Books and Records
The Securities and Exchange Commission (SEC) in 2001 adopted amendments to its books and records rules—Rules 17a-3 and 17a-4—to clarify and expand firm recordkeeping requirements that cover purchase and sale documents, customer records, associated person records, customer complaint records and certain other matters.
The rule amendments, which became effective in 2003, also require firms to maintain or promptly produce certain records at each office to which those records relate.
Here are some of the records the SEC amendments require firms to make, among others.
- Order tickets
- Customer accounts
- Customer complaints of associated persons
- Associated person identification numbers
- Associated person compensation
- A list of principals of the firm
- Office records
In addition, the SEC rules require firms to furnish each customer who opens an account with a copy of the account record within 30 days of the opening of the account, and at least every 36 months after that. The account record includes the customer’s personal information, annual income and net worth, as well as the customer’s investment objectives.
Records Firms Must Preserve
The SEC also requires firms to maintain and preserve the following records.
- Communications with the public, including all communications received and sent relating to the firm’s business.
- Organizational documents, such as all partnership articles or, if a corporation, all articles of incorporation or charter, including minute books and stock certificate books, among others.
- Special reports, such as each report that a securities regulatory authority has requested or required a firm to make and furnish pursuant to an order or settlement.

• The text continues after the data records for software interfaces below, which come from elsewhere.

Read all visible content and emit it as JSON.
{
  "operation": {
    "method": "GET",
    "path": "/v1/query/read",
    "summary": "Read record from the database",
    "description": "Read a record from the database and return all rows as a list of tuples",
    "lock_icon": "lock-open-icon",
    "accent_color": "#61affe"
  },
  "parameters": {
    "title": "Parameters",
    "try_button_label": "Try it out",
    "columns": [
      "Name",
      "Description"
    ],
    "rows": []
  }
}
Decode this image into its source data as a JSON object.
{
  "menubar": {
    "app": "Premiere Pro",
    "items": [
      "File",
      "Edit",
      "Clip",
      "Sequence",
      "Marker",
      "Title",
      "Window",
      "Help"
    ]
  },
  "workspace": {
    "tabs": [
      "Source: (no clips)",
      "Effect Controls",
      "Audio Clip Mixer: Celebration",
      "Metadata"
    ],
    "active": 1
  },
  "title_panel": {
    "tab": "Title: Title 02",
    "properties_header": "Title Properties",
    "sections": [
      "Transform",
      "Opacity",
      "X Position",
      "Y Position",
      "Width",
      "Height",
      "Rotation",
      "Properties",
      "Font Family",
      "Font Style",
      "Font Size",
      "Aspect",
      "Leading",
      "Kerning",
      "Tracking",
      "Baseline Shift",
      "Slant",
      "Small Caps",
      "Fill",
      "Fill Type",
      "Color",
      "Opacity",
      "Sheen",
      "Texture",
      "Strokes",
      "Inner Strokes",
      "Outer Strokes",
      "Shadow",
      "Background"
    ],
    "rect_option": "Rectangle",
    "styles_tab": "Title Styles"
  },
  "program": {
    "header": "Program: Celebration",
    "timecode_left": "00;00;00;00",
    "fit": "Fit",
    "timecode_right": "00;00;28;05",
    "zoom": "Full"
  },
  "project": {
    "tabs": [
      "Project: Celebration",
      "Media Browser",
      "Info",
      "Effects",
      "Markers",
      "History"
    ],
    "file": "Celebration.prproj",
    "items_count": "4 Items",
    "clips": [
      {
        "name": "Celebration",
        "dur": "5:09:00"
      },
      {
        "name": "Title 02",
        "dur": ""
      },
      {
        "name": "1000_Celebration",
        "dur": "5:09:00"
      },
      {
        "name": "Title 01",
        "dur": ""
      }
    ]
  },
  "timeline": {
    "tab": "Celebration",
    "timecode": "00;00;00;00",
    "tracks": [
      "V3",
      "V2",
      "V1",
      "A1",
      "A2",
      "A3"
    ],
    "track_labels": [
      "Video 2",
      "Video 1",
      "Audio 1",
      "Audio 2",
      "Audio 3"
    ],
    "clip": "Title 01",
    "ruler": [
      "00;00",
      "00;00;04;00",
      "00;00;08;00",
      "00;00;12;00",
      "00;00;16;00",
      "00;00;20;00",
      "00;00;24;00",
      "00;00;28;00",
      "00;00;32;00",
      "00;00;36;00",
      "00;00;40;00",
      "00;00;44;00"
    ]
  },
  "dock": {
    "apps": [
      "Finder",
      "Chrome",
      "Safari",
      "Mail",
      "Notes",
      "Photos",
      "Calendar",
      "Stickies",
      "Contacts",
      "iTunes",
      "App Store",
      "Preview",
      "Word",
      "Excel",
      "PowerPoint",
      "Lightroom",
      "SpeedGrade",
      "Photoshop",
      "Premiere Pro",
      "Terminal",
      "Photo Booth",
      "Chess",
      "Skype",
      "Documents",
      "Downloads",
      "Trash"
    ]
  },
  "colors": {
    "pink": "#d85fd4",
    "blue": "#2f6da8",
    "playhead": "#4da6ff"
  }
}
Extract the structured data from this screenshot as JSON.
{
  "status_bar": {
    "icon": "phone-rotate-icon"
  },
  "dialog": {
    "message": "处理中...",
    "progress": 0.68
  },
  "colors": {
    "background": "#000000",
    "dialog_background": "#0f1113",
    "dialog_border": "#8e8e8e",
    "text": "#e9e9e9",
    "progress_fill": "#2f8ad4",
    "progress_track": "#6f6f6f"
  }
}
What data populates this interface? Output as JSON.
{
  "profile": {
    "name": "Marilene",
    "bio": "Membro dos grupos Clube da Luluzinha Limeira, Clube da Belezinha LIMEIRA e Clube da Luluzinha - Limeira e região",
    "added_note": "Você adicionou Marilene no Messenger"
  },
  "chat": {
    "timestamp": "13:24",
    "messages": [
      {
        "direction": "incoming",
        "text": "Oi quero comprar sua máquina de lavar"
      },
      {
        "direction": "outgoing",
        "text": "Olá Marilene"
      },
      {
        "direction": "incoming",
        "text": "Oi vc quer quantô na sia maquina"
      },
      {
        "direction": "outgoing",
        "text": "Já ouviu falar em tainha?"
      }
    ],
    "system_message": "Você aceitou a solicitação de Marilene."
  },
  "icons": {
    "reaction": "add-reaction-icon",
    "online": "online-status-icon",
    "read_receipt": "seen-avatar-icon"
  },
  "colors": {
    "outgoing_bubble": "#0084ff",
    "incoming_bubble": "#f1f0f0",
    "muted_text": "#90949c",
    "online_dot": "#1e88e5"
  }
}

- Compliance, supervisory and procedures manuals, including any updates, modifications and revisions to each manual.
- Exception reports produced to review unusual activity in customer accounts.